Exposure to harmful pesticides is just one piece of the story. The injustices faced by women workers in the flower sector are well documented in the reports Gendered Injustice from USLEAP (U.S. Labor in the Americas Education Project) and Fairness in Flowers from the International Labor Rights Forum (ILRF).
How can we help? Annie Leonard shows us a few things in her provocative piece Don't Be Stupid, Cupid: How to Show Your Love Responsibly. Other options include shopping for the Veriflora label that represents a certification system administered by the Scientific Certification Systems.
Veriflora supports fair labor practices by requiring transparency in the flower supply chain from farm to market. Veriflora also promotes integrated pest management and reduced dependence on pesticides, giving consumers assurance that growers are lowering the risk of exposing workers to harmful pesticides.
If you want to go a step further, join us in supporting our long-time PAN colleagues at Cactus Corporation, USLEAP and ILRF as they work alongside Colombian unions to establish an International Flower Workers' Day. Such recognition would shine light on the hundreds of thousands of flower workers who continue to suffer while working in a tremendously profitable industry.

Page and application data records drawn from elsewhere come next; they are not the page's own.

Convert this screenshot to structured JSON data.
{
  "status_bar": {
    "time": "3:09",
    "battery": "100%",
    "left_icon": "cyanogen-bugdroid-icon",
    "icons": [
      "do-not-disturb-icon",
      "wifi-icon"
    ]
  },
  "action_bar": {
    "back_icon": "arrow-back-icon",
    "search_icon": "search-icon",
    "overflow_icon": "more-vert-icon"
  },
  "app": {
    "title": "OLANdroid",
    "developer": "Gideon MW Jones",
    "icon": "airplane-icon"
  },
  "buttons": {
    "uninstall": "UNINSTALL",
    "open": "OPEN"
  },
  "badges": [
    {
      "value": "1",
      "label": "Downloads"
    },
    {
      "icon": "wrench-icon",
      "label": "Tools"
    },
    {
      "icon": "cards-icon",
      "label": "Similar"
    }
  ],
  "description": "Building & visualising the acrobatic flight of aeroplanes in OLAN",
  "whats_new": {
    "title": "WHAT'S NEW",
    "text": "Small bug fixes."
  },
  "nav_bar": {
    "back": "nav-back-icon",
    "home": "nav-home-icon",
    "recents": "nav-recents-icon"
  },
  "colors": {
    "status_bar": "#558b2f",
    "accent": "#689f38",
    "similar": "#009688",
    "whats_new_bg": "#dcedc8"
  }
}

And as you enjoy your flowers today, you can send a message to the Colombian Labor Minister, urging him to crack down on employers in the flower industry who fail to respect worker rights. It's a very powerful way to thank the women whose labor brought you that gorgeous bouquet.